— Financial Conduct Authority (@TheFCA) June 7, 2019
Some people may still be paying off Christmas debts as the changes come in.
Nationwide Building Society has already imposed a single rate of 39.9% across its adult current account range.
Some banks already charge the equivalent of more than 39.9% annual interest in fixed fees – but because of firms’ different overdraft charging structures costs can be hard to compare.
The new rates should help people to understand more clearly the rates they are actually paying, which could prompt some to change their borrowing habits.
Some borrowers may find they are worse off, while many others will end up paying less.
With further announcements from banks expected, finance experts have suggested paying around 40% interest for going into the red could become “the new normal”.
The FCA found around 14 million people use an unarranged overdraft each year.
More than 50% of banks’ unarranged overdraft fees came from just 1.5% of customers in 2016.
Under the changes, the cost of borrowing £100 through an unarranged overdraft is expected to fall from a typical £5 per day to under 10p per day.
Meanwhile a typical arranged overdraft user borrows less than £250 for seven days each month.
The cost of doing this has ranged from just over 80p per month to just under £7 per month, depending who people bank with.

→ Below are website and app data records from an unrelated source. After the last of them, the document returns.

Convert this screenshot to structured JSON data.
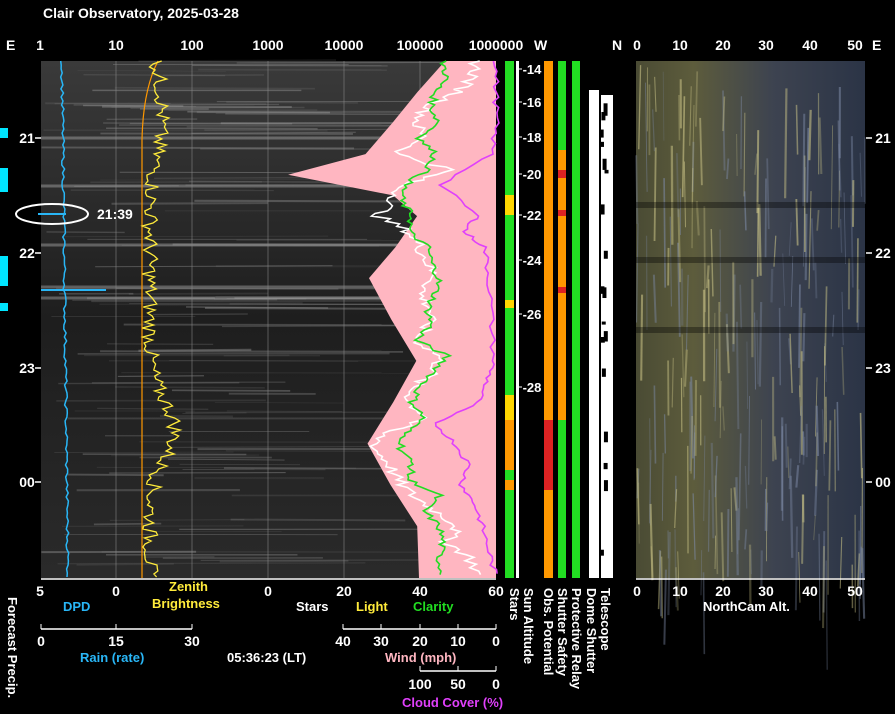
{
  "chart_data": {
    "type": "line",
    "title": "Clair Observatory, 2025-03-28",
    "top_axis": {
      "left_label": "E",
      "right_label": "W",
      "ticks": [
        "1",
        "10",
        "100",
        "1000",
        "10000",
        "100000",
        "1000000"
      ],
      "log_scale": true
    },
    "time_ticks": [
      "21",
      "22",
      "23",
      "00"
    ],
    "sun_altitude_ticks": [
      "-14",
      "-16",
      "-18",
      "-20",
      "-22",
      "-24",
      "-26",
      "-28"
    ],
    "northcam_axis": {
      "left_label": "N",
      "ticks": [
        "0",
        "10",
        "20",
        "30",
        "40",
        "50"
      ],
      "right_label": "E",
      "xlabel": "NorthCam Alt."
    },
    "annotation": {
      "label": "21:39"
    },
    "bottom_axes": {
      "dpd": {
        "label": "DPD",
        "ticks": [
          "5",
          "0"
        ],
        "color": "#29b6f6"
      },
      "zenith": {
        "label_line1": "Zenith",
        "label_line2": "Brightness",
        "color": "#ffeb3b"
      },
      "rain": {
        "label": "Rain (rate)",
        "ticks": [
          "0",
          "15",
          "30"
        ],
        "color": "#29b6f6"
      },
      "stars_light_clarity": {
        "ticks": [
          "0",
          "20",
          "40",
          "60"
        ],
        "labels": [
          "Stars",
          "Light",
          "Clarity"
        ],
        "colors": [
          "#ffffff",
          "#ffeb3b",
          "#22dd22"
        ]
      },
      "wind": {
        "label": "Wind (mph)",
        "ticks": [
          "40",
          "30",
          "20",
          "10",
          "0"
        ],
        "color": "#ffb6c1"
      },
      "cloud": {
        "label": "Cloud Cover (%)",
        "ticks": [
          "100",
          "50",
          "0"
        ],
        "color": "#e040fb"
      },
      "time_lt": "05:36:23 (LT)",
      "forecast_precip": "Forecast Precip.",
      "strip_labels": [
        "Stars",
        "Sun Altitude",
        "Obs. Potential",
        "Shutter Safety",
        "Protective Relay",
        "Dome Shutter",
        "Telescope"
      ]
    },
    "series": [
      {
        "name": "Stars",
        "color": "#ffffff",
        "x": [
          0,
          0.03,
          0.06,
          0.09,
          0.12,
          0.15,
          0.18,
          0.21,
          0.24,
          0.27,
          0.3,
          0.33,
          0.36,
          0.39,
          0.42,
          0.45,
          0.48,
          0.51,
          0.54,
          0.57,
          0.6,
          0.63,
          0.66,
          0.69,
          0.72,
          0.75,
          0.78,
          0.81,
          0.84,
          0.87,
          0.9,
          0.93,
          0.96,
          1.0
        ],
        "y": [
          55,
          54,
          50,
          42,
          39,
          41,
          34,
          48,
          35,
          33,
          29,
          37,
          40,
          42,
          44,
          40,
          43,
          42,
          39,
          45,
          44,
          38,
          37,
          42,
          30,
          28,
          32,
          34,
          38,
          44,
          50,
          47,
          53,
          56
        ]
      },
      {
        "name": "Clarity",
        "color": "#22dd22",
        "x": [
          0,
          0.03,
          0.06,
          0.09,
          0.12,
          0.15,
          0.18,
          0.21,
          0.24,
          0.27,
          0.3,
          0.33,
          0.36,
          0.39,
          0.42,
          0.45,
          0.48,
          0.51,
          0.54,
          0.57,
          0.6,
          0.63,
          0.66,
          0.69,
          0.72,
          0.75,
          0.78,
          0.81,
          0.84,
          0.87,
          0.9,
          0.93,
          0.96,
          1.0
        ],
        "y": [
          46,
          47,
          44,
          43,
          45,
          40,
          44,
          42,
          36,
          35,
          38,
          37,
          42,
          43,
          45,
          44,
          42,
          43,
          39,
          47,
          44,
          40,
          38,
          41,
          36,
          35,
          38,
          37,
          45,
          41,
          45,
          46,
          45,
          46
        ]
      },
      {
        "name": "Cloud Cover",
        "color": "#e040fb",
        "x": [
          0,
          0.06,
          0.12,
          0.18,
          0.24,
          0.3,
          0.33,
          0.36,
          0.42,
          0.5,
          0.58,
          0.62,
          0.66,
          0.7,
          0.74,
          0.78,
          0.82,
          0.86,
          0.9,
          0.95,
          1.0
        ],
        "y": [
          0,
          0,
          0,
          2,
          24,
          8,
          14,
          5,
          3,
          2,
          1,
          4,
          8,
          27,
          18,
          12,
          15,
          9,
          6,
          3,
          0
        ]
      },
      {
        "name": "Wind",
        "color": "#ffb6c1",
        "x": [
          0,
          0.06,
          0.12,
          0.18,
          0.22,
          0.26,
          0.3,
          0.36,
          0.42,
          0.5,
          0.58,
          0.66,
          0.74,
          0.82,
          0.9,
          1.0
        ],
        "y": [
          2,
          3,
          4,
          5,
          8,
          4,
          3,
          4,
          5,
          4,
          3,
          4,
          5,
          4,
          3,
          3
        ]
      }
    ]
  },
  "colors": {
    "background": "#000000",
    "dpd": "#29b6f6",
    "zenith": "#ffeb3b",
    "stars": "#ffffff",
    "clarity": "#22dd22",
    "cloud": "#e040fb",
    "wind": "#ffb6c1"
  }
}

Going forward, a £250 arranged overdraft over seven days will now cost around £1.65 if the rate is 39.9%.
Helen Saxon, banking editor of consumer help website MoneySavingExpert.com said: “All of the early movers to announce changes have raised overdraft interest rates to around 40%. We now have to wonder if this is the new normal.
“It’s a definite step forward to cut punishing over-limit fees and to make overdraft costs more transparent.

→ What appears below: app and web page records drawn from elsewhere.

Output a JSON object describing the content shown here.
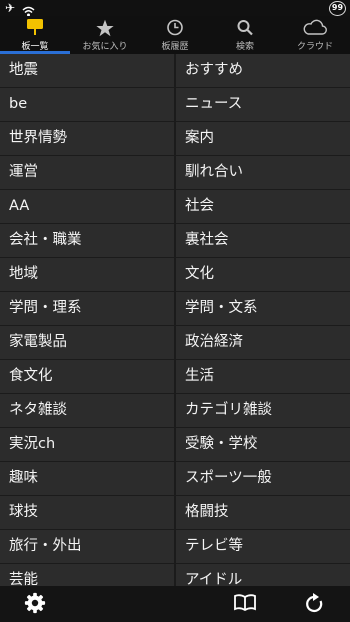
{
  "status_bar": {
    "battery_text": "99"
  },
  "tabs": [
    {
      "label": "板一覧",
      "icon": "board-list-icon",
      "active": true
    },
    {
      "label": "お気に入り",
      "icon": "star-icon",
      "active": false
    },
    {
      "label": "板履歴",
      "icon": "clock-icon",
      "active": false
    },
    {
      "label": "検索",
      "icon": "search-icon",
      "active": false
    },
    {
      "label": "クラウド",
      "icon": "cloud-icon",
      "active": false
    }
  ],
  "categories": [
    "地震",
    "おすすめ",
    "be",
    "ニュース",
    "世界情勢",
    "案内",
    "運営",
    "馴れ合い",
    "AA",
    "社会",
    "会社・職業",
    "裏社会",
    "地域",
    "文化",
    "学問・理系",
    "学問・文系",
    "家電製品",
    "政治経済",
    "食文化",
    "生活",
    "ネタ雑談",
    "カテゴリ雑談",
    "実況ch",
    "受験・学校",
    "趣味",
    "スポーツ一般",
    "球技",
    "格闘技",
    "旅行・外出",
    "テレビ等",
    "芸能",
    "アイドル"
  ],
  "toolbar": {
    "icons": [
      "gear-icon",
      "book-icon",
      "refresh-icon"
    ]
  },
  "colors": {
    "accent": "#2a6fd6",
    "tab_icon_active": "#f2c200",
    "cell_bg": "#2c2c2c",
    "grid_line": "#1b1b1b"
  }
}
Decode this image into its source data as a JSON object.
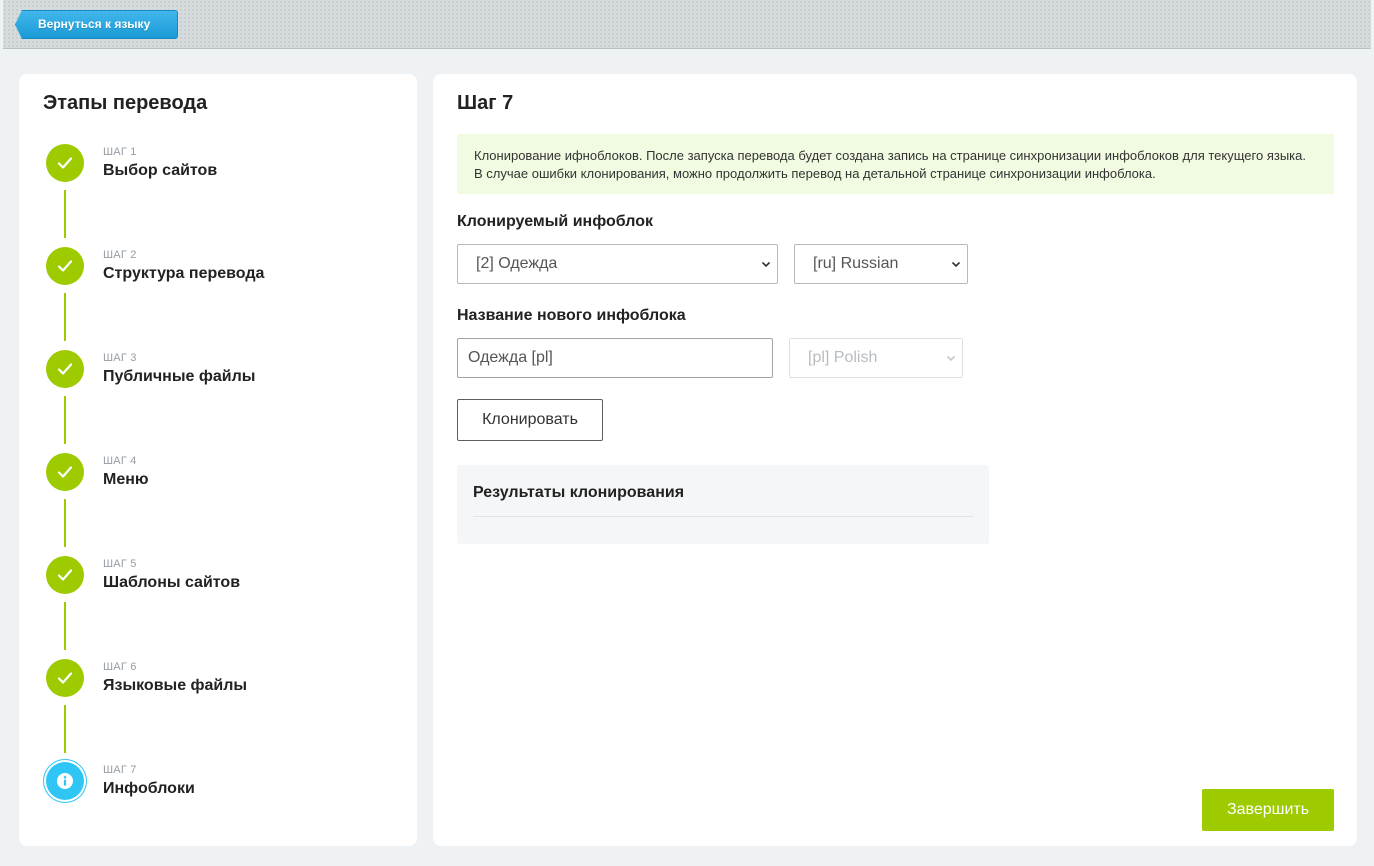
{
  "toolbar": {
    "back_label": "Вернуться к языку"
  },
  "steps_panel": {
    "title": "Этапы перевода",
    "steps": [
      {
        "num": "ШАГ 1",
        "label": "Выбор сайтов",
        "state": "done"
      },
      {
        "num": "ШАГ 2",
        "label": "Структура перевода",
        "state": "done"
      },
      {
        "num": "ШАГ 3",
        "label": "Публичные файлы",
        "state": "done"
      },
      {
        "num": "ШАГ 4",
        "label": "Меню",
        "state": "done"
      },
      {
        "num": "ШАГ 5",
        "label": "Шаблоны сайтов",
        "state": "done"
      },
      {
        "num": "ШАГ 6",
        "label": "Языковые файлы",
        "state": "done"
      },
      {
        "num": "ШАГ 7",
        "label": "Инфоблоки",
        "state": "current"
      }
    ]
  },
  "main": {
    "title": "Шаг 7",
    "alert_text": "Клонирование ифноблоков. После запуска перевода будет создана запись на странице синхронизации инфоблоков для текущего языка. В случае ошибки клонирования, можно продолжить перевод на детальной странице синхронизации инфоблока.",
    "source_label": "Клонируемый инфоблок",
    "source_iblock": "[2] Одежда",
    "source_lang": "[ru] Russian",
    "new_name_label": "Название нового инфоблока",
    "new_name_value": "Одежда [pl]",
    "target_lang": "[pl] Polish",
    "clone_button": "Клонировать",
    "results_title": "Результаты клонирования",
    "finish_button": "Завершить"
  },
  "colors": {
    "accent_green": "#9dcb00",
    "accent_blue": "#2fc6f6",
    "back_button_blue": "#1b9ad6",
    "alert_bg": "#f1fbe2"
  }
}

“But many of these changes will make people who are in their arranged overdraft worse off.
“Fortunately, though, there are still a few banks out there offering lower overdraft rates – at least for now.

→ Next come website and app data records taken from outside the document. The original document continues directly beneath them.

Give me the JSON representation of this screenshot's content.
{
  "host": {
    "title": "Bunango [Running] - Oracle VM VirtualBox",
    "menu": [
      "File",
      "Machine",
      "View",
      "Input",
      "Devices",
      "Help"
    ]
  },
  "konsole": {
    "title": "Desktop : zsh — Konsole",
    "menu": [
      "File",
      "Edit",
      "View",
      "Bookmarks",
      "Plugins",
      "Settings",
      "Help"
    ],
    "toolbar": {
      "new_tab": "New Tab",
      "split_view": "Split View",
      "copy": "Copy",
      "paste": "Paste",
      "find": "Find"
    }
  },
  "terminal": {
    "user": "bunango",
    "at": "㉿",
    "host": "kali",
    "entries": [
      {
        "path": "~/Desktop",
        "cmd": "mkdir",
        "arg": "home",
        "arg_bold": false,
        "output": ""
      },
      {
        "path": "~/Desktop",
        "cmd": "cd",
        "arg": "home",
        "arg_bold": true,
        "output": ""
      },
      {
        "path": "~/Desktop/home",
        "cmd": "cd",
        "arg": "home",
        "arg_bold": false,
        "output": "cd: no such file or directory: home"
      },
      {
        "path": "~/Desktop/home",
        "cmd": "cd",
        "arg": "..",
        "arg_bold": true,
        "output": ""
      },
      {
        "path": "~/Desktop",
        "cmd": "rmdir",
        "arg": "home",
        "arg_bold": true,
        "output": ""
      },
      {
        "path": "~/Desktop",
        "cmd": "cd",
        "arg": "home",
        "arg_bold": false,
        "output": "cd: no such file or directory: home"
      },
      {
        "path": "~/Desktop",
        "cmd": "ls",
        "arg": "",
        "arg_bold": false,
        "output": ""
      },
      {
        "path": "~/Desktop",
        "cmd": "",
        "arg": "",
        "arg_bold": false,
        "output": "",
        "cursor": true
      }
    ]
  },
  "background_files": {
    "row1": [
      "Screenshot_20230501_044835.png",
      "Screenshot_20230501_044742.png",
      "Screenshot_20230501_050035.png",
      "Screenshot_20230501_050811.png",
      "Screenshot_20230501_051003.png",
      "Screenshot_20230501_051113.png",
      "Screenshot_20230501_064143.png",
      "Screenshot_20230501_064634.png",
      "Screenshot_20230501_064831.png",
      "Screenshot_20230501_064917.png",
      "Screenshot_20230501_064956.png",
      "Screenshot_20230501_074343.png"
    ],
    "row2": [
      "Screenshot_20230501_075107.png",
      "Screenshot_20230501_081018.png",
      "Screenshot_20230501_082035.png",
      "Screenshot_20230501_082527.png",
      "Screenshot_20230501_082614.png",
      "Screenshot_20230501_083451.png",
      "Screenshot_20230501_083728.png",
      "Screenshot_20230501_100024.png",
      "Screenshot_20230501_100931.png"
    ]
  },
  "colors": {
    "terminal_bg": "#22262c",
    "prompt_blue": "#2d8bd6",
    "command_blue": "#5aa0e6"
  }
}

“If you’re hit by recent changes, see if you can switch to an account with a cheaper overdraft.”
Ms Saxon said the changes will make it “even more important for people to work to pay their overdraft off”.
- Switch to a current account with a cheaper overdraft
- Shift debt to a zero interest card
- Budget your way out of your overdraft - treat it like any other debt
- If you are really struggling, seek help from a debt advice charity such as StepChange or National Debtline
Highlighting steps that could help, Ms Saxon said Nationwide’s FlexDirect account offers new customers a 0% overdraft for 12 months, although she said any overdraft offered depends on people’s scores.
She said: “If you do get an overdraft, use the 12 months at 0% to pay off as much as you can.”
Another potential option is shifting debt to a zero-interest card, which could involve paying a transfer fee.
Ms Saxon said: “You’d then owe the card at 0% for a certain period of time.
“But, if you do this, it’s best to shut your overdraft down so you don’t go straight back into it, and to use the time at 0% on the card to pay the debt off.”
Ms Saxon said people could also try budgeting their way out of their overdraft.
She suggested: “Treat it like any other debt that needs paying off. For example, if you’re £500 overdrawn, ‘paying’ £100 means next month you aim to be £400 overdrawn.
“Doing a budget will help. Consider moving direct debits to just before payday. The idea is you’re overdrawn for less time, so costs are lower.”
If you are someone who struggles to control their spending, she suggests: “Consider shifting to a non-overdraft account, or asking your bank to cancel your overdraft facility once it’s paid off.
“Finally, if you’re struggling with multiple debts, it’s worth getting one-on-one debt help. Charities like National Debtline and StepChange can help.”
Rachel Springall, a finance expert at Moneyfacts.co.uk, highlighted Starling Bank’s overdraft as currently a relatively cost-effective option.
Looking at money transfer card options, Ms Springall highlighted MBNA’s Long 0% Money Transfer Credit Card Mastercard, which charges a 2.99% fee.
Ms Springall said: “The card itself offers an interest-free deal of 24 months, so borrowers would have two years to pay back their debt and the fee without incurring additional charges.”
A personal loan could also be an option for borrowers looking to consolidate debts, including an overdraft or credit card, Ms Springall said.